Scan the records below for the string "icon" and return every line where it appears.
◆ ◆ ◆ ◆ ◆
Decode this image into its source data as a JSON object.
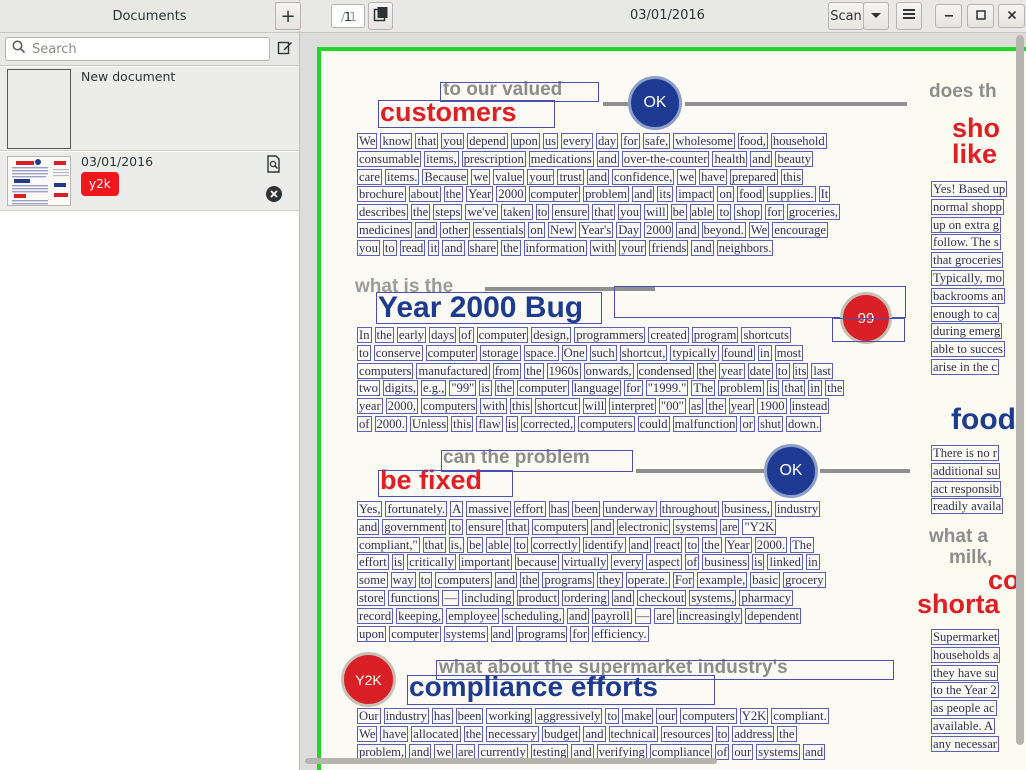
{
  "left_pane": {
    "title": "Documents",
    "search_placeholder": "Search",
    "documents": [
      {
        "title": "New document",
        "labels": []
      },
      {
        "title": "03/01/2016",
        "labels": [
          {
            "text": "y2k",
            "color": "#f0181c"
          }
        ]
      }
    ]
  },
  "toolbar": {
    "add_label": "+",
    "page_current": "1",
    "page_total": "/ 1",
    "date": "03/01/2016",
    "scan_label": "Scan"
  },
  "page": {
    "s1_grey": "to our valued",
    "s1_red": "customers",
    "badge1": "OK",
    "s1_lines": [
      [
        "We",
        "know",
        "that",
        "you",
        "depend",
        "upon",
        "us",
        "every",
        "day",
        "for",
        "safe,",
        "wholesome",
        "food,",
        "household"
      ],
      [
        "consumable",
        "items,",
        "prescription",
        "medications",
        "and",
        "over-the-counter",
        "health",
        "and",
        "beauty"
      ],
      [
        "care",
        "items.",
        "Because",
        "we",
        "value",
        "your",
        "trust",
        "and",
        "confidence,",
        "we",
        "have",
        "prepared",
        "this"
      ],
      [
        "brochure",
        "about",
        "the",
        "Year",
        "2000",
        "computer",
        "problem",
        "and",
        "its",
        "impact",
        "on",
        "food",
        "supplies.",
        "It"
      ],
      [
        "describes",
        "the",
        "steps",
        "we've",
        "taken",
        "to",
        "ensure",
        "that",
        "you",
        "will",
        "be",
        "able",
        "to",
        "shop",
        "for",
        "groceries,"
      ],
      [
        "medicines",
        "and",
        "other",
        "essentials",
        "on",
        "New",
        "Year's",
        "Day",
        "2000",
        "and",
        "beyond.",
        "We",
        "encourage"
      ],
      [
        "you",
        "to",
        "read",
        "it",
        "and",
        "share",
        "the",
        "information",
        "with",
        "your",
        "friends",
        "and",
        "neighbors."
      ]
    ],
    "s2_grey": "what is the",
    "s2_blue": "Year 2000 Bug",
    "badge2": "99",
    "s2_lines": [
      [
        "In",
        "the",
        "early",
        "days",
        "of",
        "computer",
        "design,",
        "programmers",
        "created",
        "program",
        "shortcuts"
      ],
      [
        "to",
        "conserve",
        "computer",
        "storage",
        "space.",
        "One",
        "such",
        "shortcut,",
        "typically",
        "found",
        "in",
        "most"
      ],
      [
        "computers",
        "manufactured",
        "from",
        "the",
        "1960s",
        "onwards,",
        "condensed",
        "the",
        "year",
        "date",
        "to",
        "its",
        "last"
      ],
      [
        "two",
        "digits,",
        "e.g.,",
        "\"99\"",
        "is",
        "the",
        "computer",
        "language",
        "for",
        "\"1999.\"",
        "The",
        "problem",
        "is",
        "that",
        "in",
        "the"
      ],
      [
        "year",
        "2000,",
        "computers",
        "with",
        "this",
        "shortcut",
        "will",
        "interpret",
        "\"00\"",
        "as",
        "the",
        "year",
        "1900",
        "instead"
      ],
      [
        "of",
        "2000.",
        "Unless",
        "this",
        "flaw",
        "is",
        "corrected,",
        "computers",
        "could",
        "malfunction",
        "or",
        "shut",
        "down."
      ]
    ],
    "s3_grey": "can the problem",
    "s3_red": "be fixed",
    "badge3": "OK",
    "s3_lines": [
      [
        "Yes,",
        "fortunately.",
        "A",
        "massive",
        "effort",
        "has",
        "been",
        "underway",
        "throughout",
        "business,",
        "industry"
      ],
      [
        "and",
        "government",
        "to",
        "ensure",
        "that",
        "computers",
        "and",
        "electronic",
        "systems",
        "are",
        "\"Y2K"
      ],
      [
        "compliant,\"",
        "that",
        "is,",
        "be",
        "able",
        "to",
        "correctly",
        "identify",
        "and",
        "react",
        "to",
        "the",
        "Year",
        "2000.",
        "The"
      ],
      [
        "effort",
        "is",
        "critically",
        "important",
        "because",
        "virtually",
        "every",
        "aspect",
        "of",
        "business",
        "is",
        "linked",
        "in"
      ],
      [
        "some",
        "way",
        "to",
        "computers",
        "and",
        "the",
        "programs",
        "they",
        "operate.",
        "For",
        "example,",
        "basic",
        "grocery"
      ],
      [
        "store",
        "functions",
        "—",
        "including",
        "product",
        "ordering",
        "and",
        "checkout",
        "systems,",
        "pharmacy"
      ],
      [
        "record",
        "keeping,",
        "employee",
        "scheduling,",
        "and",
        "payroll",
        "—",
        "are",
        "increasingly",
        "dependent"
      ],
      [
        "upon",
        "computer",
        "systems",
        "and",
        "programs",
        "for",
        "efficiency."
      ]
    ],
    "s4_grey": "what about the supermarket industry's",
    "s4_blue": "compliance efforts",
    "badge4": "Y2K",
    "s4_lines": [
      [
        "Our",
        "industry",
        "has",
        "been",
        "working",
        "aggressively",
        "to",
        "make",
        "our",
        "computers",
        "Y2K",
        "compliant."
      ],
      [
        "We",
        "have",
        "allocated",
        "the",
        "necessary",
        "budget",
        "and",
        "technical",
        "resources",
        "to",
        "address",
        "the"
      ],
      [
        "problem,",
        "and",
        "we",
        "are",
        "currently",
        "testing",
        "and",
        "verifying",
        "compliance",
        "of",
        "our",
        "systems",
        "and"
      ]
    ],
    "r_grey1": "does th",
    "r_red1": "sho",
    "r_red2": "like",
    "r_lines1": [
      "Yes! Based up",
      "normal shopp",
      "up on extra g",
      "follow. The s",
      "that groceries",
      "Typically, mo",
      "backrooms an",
      "enough to ca",
      "during emerg",
      "able to succes",
      "arise in the c"
    ],
    "r_blue": "food",
    "r_lines2": [
      "There is no r",
      "additional su",
      "act responsib",
      "readily availa"
    ],
    "r_grey2": "what a",
    "r_grey3": "milk,",
    "r_red3": "co",
    "r_red4": "shorta",
    "r_lines3": [
      "Supermarket",
      "households a",
      "they have su",
      "to the Year 2",
      "as people ac",
      "available. A",
      "any necessar"
    ]
  }
}
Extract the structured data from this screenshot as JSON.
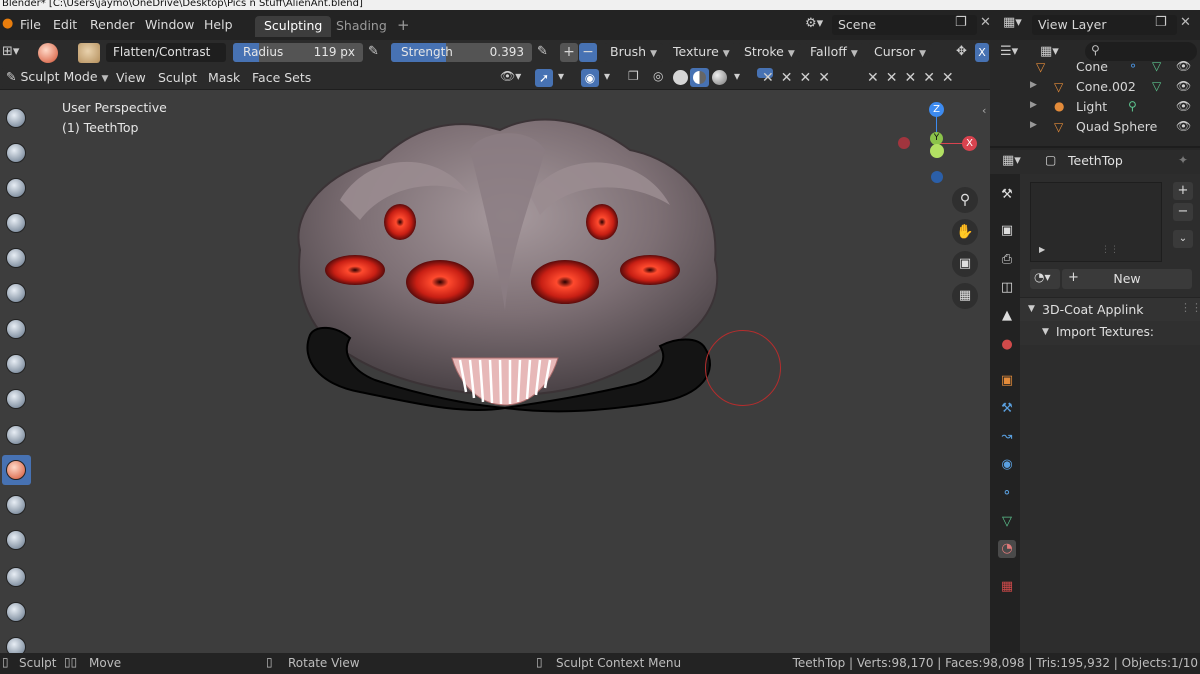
{
  "window": {
    "title": "Blender* [C:\\Users\\jaymo\\OneDrive\\Desktop\\Pics n Stuff\\AlienAnt.blend]"
  },
  "menu": [
    "File",
    "Edit",
    "Render",
    "Window",
    "Help"
  ],
  "workspaces": {
    "active": "Sculpting",
    "other": "Shading",
    "add": "+"
  },
  "scene": {
    "label": "Scene",
    "view_layer": "View Layer"
  },
  "tool_header": {
    "brush_name": "Flatten/Contrast",
    "radius_label": "Radius",
    "radius_value": "119 px",
    "radius_fraction": 0.2,
    "strength_label": "Strength",
    "strength_value": "0.393",
    "strength_fraction": 0.393,
    "plus": "+",
    "minus": "−",
    "dropdowns": [
      "Brush",
      "Texture",
      "Stroke",
      "Falloff",
      "Cursor"
    ],
    "x_btn": "X"
  },
  "mode_header": {
    "mode": "Sculpt Mode",
    "items": [
      "View",
      "Sculpt",
      "Mask",
      "Face Sets"
    ]
  },
  "viewport": {
    "perspective": "User Perspective",
    "object": "(1) TeethTop",
    "gizmo": {
      "z": "Z",
      "y": "Y",
      "x": "X"
    }
  },
  "outliner": {
    "rows": [
      {
        "name": "Cone",
        "icon": "cone-icon"
      },
      {
        "name": "Cone.002",
        "icon": "cone-icon"
      },
      {
        "name": "Light",
        "icon": "light-icon"
      },
      {
        "name": "Quad Sphere",
        "icon": "mesh-icon"
      }
    ]
  },
  "properties": {
    "object_name": "TeethTop",
    "new_button": "New",
    "panel_title": "3D-Coat Applink",
    "subpanel": "Import Textures:",
    "plus": "+",
    "minus": "−"
  },
  "status": {
    "left_items": [
      "Sculpt",
      "Move",
      "Rotate View",
      "Sculpt Context Menu"
    ],
    "stats": "TeethTop | Verts:98,170 | Faces:98,098 | Tris:195,932 | Objects:1/10"
  },
  "colors": {
    "accent": "#4772b3",
    "header": "#2b2b2b",
    "viewport": "#3d3d3d",
    "gizmo_x": "#d9434f",
    "gizmo_y": "#8bc34a",
    "gizmo_z": "#3d8bf0"
  }
}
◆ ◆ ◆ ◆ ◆
• RESPONSE BOX
        "icon": "cone-icon"
        "icon": "cone-icon"
        "icon": "light-icon"
        "icon": "mesh-icon"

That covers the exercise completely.